:: ASSIGNED TASK ::
Nothing but a number is needed: the count of lines below that include "have".

[Interface dataset entries]
%%
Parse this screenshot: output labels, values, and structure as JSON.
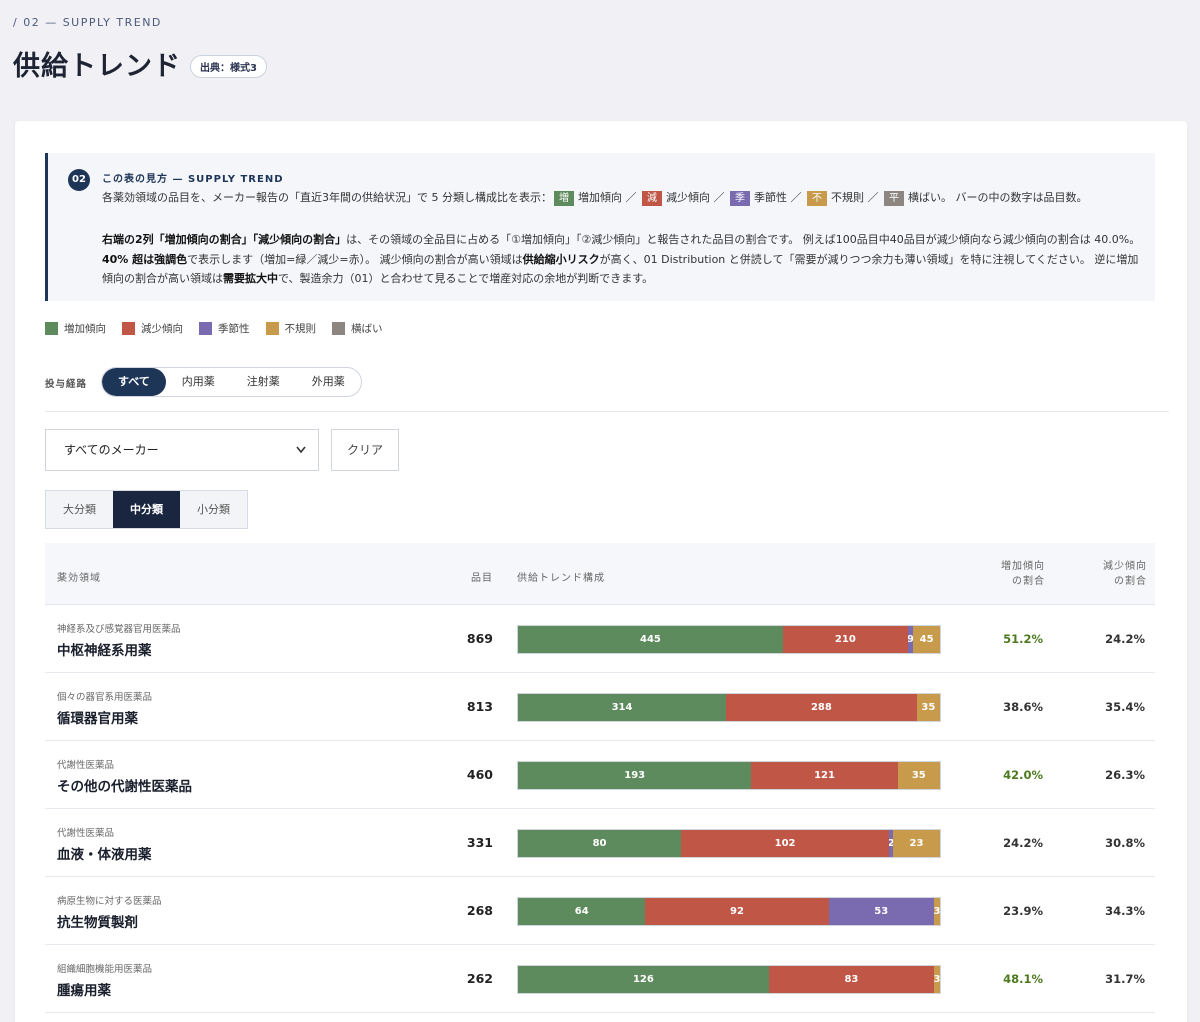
{
  "header": {
    "eyebrow": "/ 02 — SUPPLY TREND",
    "title": "供給トレンド",
    "source_badge": "出典：様式3"
  },
  "info": {
    "number": "02",
    "title": "この表の見方 — SUPPLY TREND",
    "line1_prefix": "各薬効領域の品目を、メーカー報告の「直近3年間の供給状況」で 5 分類し構成比を表示：",
    "line1_suffix": "バーの中の数字は品目数。",
    "para_part1_bold": "右端の2列「増加傾向の割合」「減少傾向の割合」",
    "para_part2": "は、その領域の全品目に占める「①増加傾向」「②減少傾向」と報告された品目の割合です。 例えば100品目中40品目が減少傾向なら減少傾向の割合は 40.0%。 ",
    "para_part3_bold": "40% 超は強調色",
    "para_part4": "で表示します（増加=緑／減少=赤）。 減少傾向の割合が高い領域は",
    "para_part5_bold": "供給縮小リスク",
    "para_part6": "が高く、01 Distribution と併読して「需要が減りつつ余力も薄い領域」を特に注視してください。 逆に増加傾向の割合が高い領域は",
    "para_part7_bold": "需要拡大中",
    "para_part8": "で、製造余力（01）と合わせて見ることで増産対応の余地が判断できます。"
  },
  "categories": [
    {
      "key": "inc",
      "chip": "増",
      "label": "増加傾向",
      "color": "#5e8b5e"
    },
    {
      "key": "dec",
      "chip": "減",
      "label": "減少傾向",
      "color": "#bf5646"
    },
    {
      "key": "sea",
      "chip": "季",
      "label": "季節性",
      "color": "#7a6bb0"
    },
    {
      "key": "irr",
      "chip": "不",
      "label": "不規則",
      "color": "#c89a4c"
    },
    {
      "key": "flat",
      "chip": "平",
      "label": "横ばい",
      "color": "#8c8580"
    }
  ],
  "filters": {
    "route_label": "投与経路",
    "routes": [
      "すべて",
      "内用薬",
      "注射薬",
      "外用薬"
    ],
    "route_selected": 0,
    "maker_selected": "すべてのメーカー",
    "clear_label": "クリア",
    "levels": [
      "大分類",
      "中分類",
      "小分類"
    ],
    "level_selected": 1
  },
  "table": {
    "columns": {
      "area": "薬効領域",
      "count": "品目",
      "trend": "供給トレンド構成",
      "inc_share_l1": "増加傾向",
      "inc_share_l2": "の割合",
      "dec_share_l1": "減少傾向",
      "dec_share_l2": "の割合"
    },
    "rows": [
      {
        "category": "神経系及び感覚器官用医薬品",
        "name": "中枢神経系用薬",
        "count": "869",
        "segments": [
          445,
          210,
          9,
          45,
          0
        ],
        "inc_share": "51.2%",
        "dec_share": "24.2%",
        "inc_highlight": true
      },
      {
        "category": "個々の器官系用医薬品",
        "name": "循環器官用薬",
        "count": "813",
        "segments": [
          314,
          288,
          0,
          35,
          0
        ],
        "inc_share": "38.6%",
        "dec_share": "35.4%",
        "inc_highlight": false
      },
      {
        "category": "代謝性医薬品",
        "name": "その他の代謝性医薬品",
        "count": "460",
        "segments": [
          193,
          121,
          0,
          35,
          0
        ],
        "inc_share": "42.0%",
        "dec_share": "26.3%",
        "inc_highlight": true
      },
      {
        "category": "代謝性医薬品",
        "name": "血液・体液用薬",
        "count": "331",
        "segments": [
          80,
          102,
          2,
          23,
          0
        ],
        "inc_share": "24.2%",
        "dec_share": "30.8%",
        "inc_highlight": false
      },
      {
        "category": "病原生物に対する医薬品",
        "name": "抗生物質製剤",
        "count": "268",
        "segments": [
          64,
          92,
          53,
          3,
          0
        ],
        "inc_share": "23.9%",
        "dec_share": "34.3%",
        "inc_highlight": false
      },
      {
        "category": "組織細胞機能用医薬品",
        "name": "腫瘍用薬",
        "count": "262",
        "segments": [
          126,
          83,
          0,
          3,
          0
        ],
        "inc_share": "48.1%",
        "dec_share": "31.7%",
        "inc_highlight": true
      }
    ]
  },
  "colors": {
    "highlight_inc": "#4d7a1f",
    "normal_share": "#333333",
    "accent": "#1d3557"
  }
}
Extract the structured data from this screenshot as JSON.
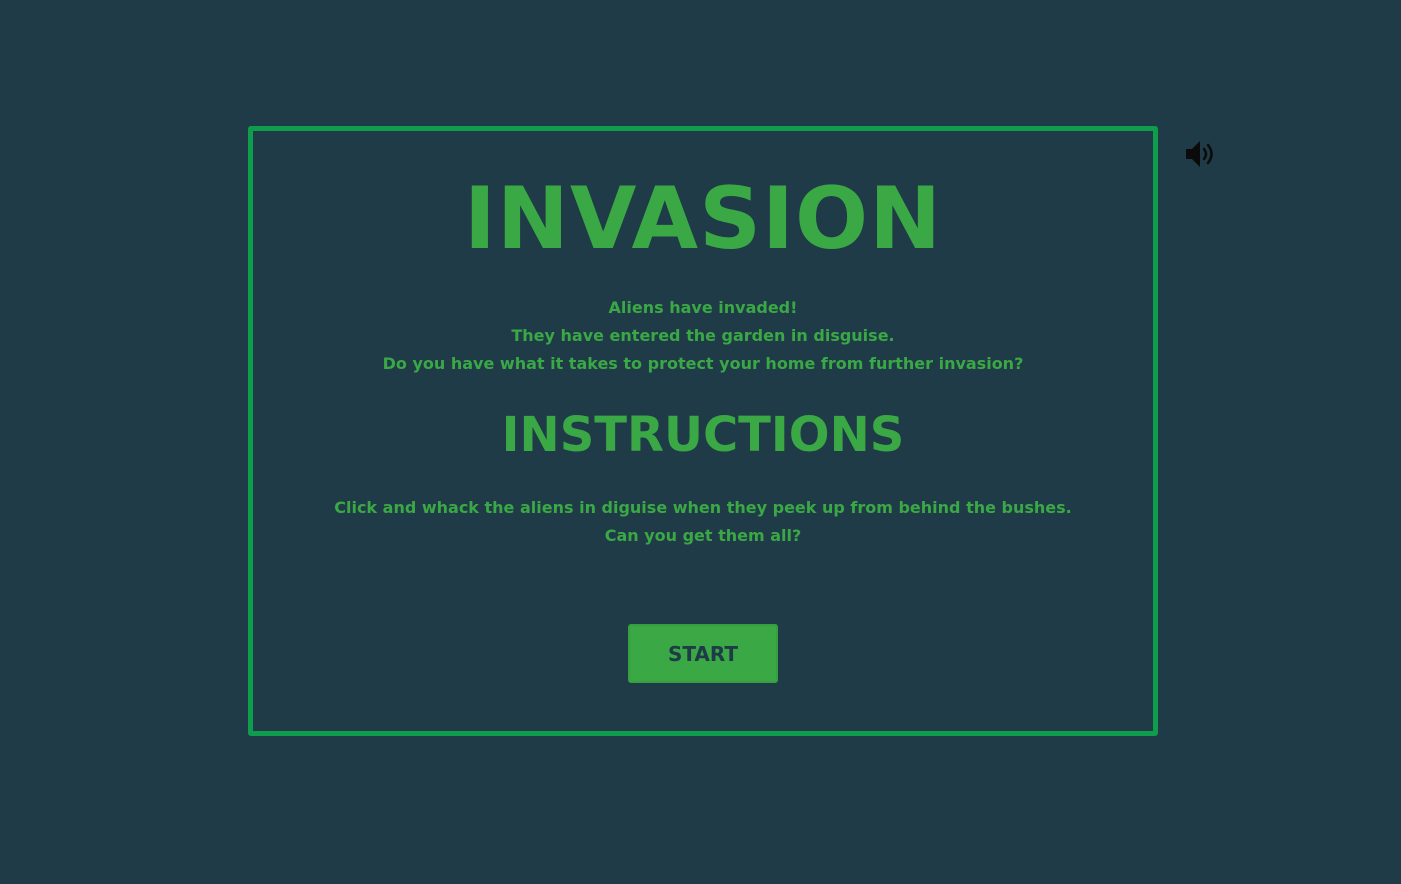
{
  "title": "INVASION",
  "intro_lines": [
    "Aliens have invaded!",
    "They have entered the garden in disguise.",
    "Do you have what it takes to protect your home from further invasion?"
  ],
  "instructions_heading": "INSTRUCTIONS",
  "instruction_lines": [
    "Click and whack the aliens in diguise when they peek up from behind the bushes.",
    "Can you get them all?"
  ],
  "start_label": "START",
  "sound_icon": "speaker-volume-icon",
  "colors": {
    "background": "#1f3b47",
    "border": "#0f9d4d",
    "text": "#3aa845",
    "button": "#3aa845",
    "button_text": "#1f3b47"
  }
}
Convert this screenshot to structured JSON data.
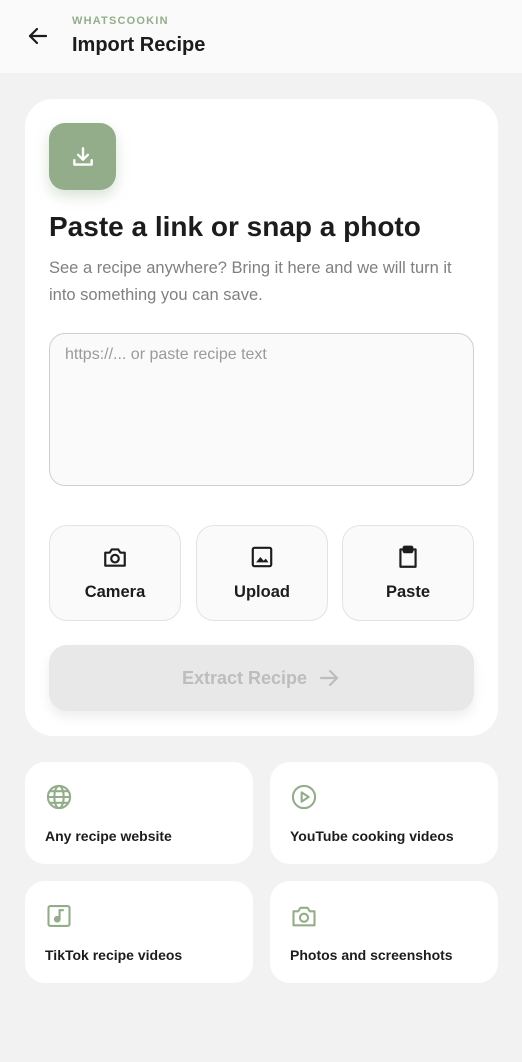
{
  "header": {
    "brand": "WHATSCOOKIN",
    "title": "Import Recipe",
    "back_icon": "arrow-left-icon"
  },
  "import_card": {
    "icon": "download-icon",
    "heading": "Paste a link or snap a photo",
    "description": "See a recipe anywhere? Bring it here and we will turn it into something you can save.",
    "input": {
      "value": "",
      "placeholder": "https://... or paste recipe text"
    },
    "actions": [
      {
        "label": "Camera",
        "icon": "camera-icon"
      },
      {
        "label": "Upload",
        "icon": "image-icon"
      },
      {
        "label": "Paste",
        "icon": "clipboard-icon"
      }
    ],
    "extract_button": {
      "label": "Extract Recipe",
      "icon": "arrow-right-icon",
      "enabled": false
    }
  },
  "sources": [
    {
      "label": "Any recipe website",
      "icon": "globe-icon"
    },
    {
      "label": "YouTube cooking videos",
      "icon": "play-circle-icon"
    },
    {
      "label": "TikTok recipe videos",
      "icon": "music-note-icon"
    },
    {
      "label": "Photos and screenshots",
      "icon": "camera-icon"
    }
  ],
  "colors": {
    "accent": "#93ad8a",
    "background": "#f2f2f2",
    "card": "#ffffff",
    "disabled_button": "#e8e8e8",
    "disabled_text": "#bdbdbd"
  }
}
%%
:: RESULT FOR THIS EXERCISE ::
3